* **Prompt**
I need every line of the material below that includes the string "date".

##### Records supplied

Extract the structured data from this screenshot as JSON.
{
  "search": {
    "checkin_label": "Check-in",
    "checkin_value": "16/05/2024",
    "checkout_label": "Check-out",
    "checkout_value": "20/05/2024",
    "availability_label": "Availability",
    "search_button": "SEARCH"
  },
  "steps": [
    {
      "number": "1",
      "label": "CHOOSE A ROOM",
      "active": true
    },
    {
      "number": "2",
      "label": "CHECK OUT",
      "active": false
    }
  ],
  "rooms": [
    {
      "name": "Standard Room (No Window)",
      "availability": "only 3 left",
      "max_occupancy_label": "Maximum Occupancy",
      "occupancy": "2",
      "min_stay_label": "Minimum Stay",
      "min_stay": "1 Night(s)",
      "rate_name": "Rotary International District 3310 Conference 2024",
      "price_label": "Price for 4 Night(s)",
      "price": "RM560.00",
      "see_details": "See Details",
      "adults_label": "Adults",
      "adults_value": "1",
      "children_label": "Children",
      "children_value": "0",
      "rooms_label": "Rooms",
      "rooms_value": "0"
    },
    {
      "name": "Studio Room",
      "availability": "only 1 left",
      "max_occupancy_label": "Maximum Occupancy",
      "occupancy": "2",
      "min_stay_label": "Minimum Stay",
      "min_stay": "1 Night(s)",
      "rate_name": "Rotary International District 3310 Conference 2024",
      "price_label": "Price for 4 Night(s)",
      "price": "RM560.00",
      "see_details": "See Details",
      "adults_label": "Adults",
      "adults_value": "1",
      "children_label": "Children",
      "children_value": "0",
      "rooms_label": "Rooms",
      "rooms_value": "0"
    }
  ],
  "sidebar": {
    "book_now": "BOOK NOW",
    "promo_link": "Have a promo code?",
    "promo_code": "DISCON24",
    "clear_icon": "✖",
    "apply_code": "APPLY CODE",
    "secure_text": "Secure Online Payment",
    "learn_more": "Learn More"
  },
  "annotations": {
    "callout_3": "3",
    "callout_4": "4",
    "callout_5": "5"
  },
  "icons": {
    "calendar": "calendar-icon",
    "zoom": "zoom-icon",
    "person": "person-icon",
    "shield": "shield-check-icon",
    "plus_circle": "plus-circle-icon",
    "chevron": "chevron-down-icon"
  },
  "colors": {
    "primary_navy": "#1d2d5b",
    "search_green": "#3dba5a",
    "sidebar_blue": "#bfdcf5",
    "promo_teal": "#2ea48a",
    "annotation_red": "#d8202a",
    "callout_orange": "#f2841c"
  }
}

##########
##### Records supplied

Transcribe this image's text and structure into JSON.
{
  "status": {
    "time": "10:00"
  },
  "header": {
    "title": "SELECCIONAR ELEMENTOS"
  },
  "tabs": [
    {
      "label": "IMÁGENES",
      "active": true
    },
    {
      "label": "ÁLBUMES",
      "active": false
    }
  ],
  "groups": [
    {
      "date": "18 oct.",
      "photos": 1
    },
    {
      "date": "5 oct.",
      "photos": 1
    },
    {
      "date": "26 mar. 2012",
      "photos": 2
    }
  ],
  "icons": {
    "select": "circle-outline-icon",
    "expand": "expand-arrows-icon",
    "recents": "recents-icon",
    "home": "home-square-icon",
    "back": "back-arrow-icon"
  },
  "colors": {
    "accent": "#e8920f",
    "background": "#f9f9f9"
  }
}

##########

* **Response to the task**
      "date": "18 oct.",
      "date": "5 oct.",
      "date": "26 mar. 2012",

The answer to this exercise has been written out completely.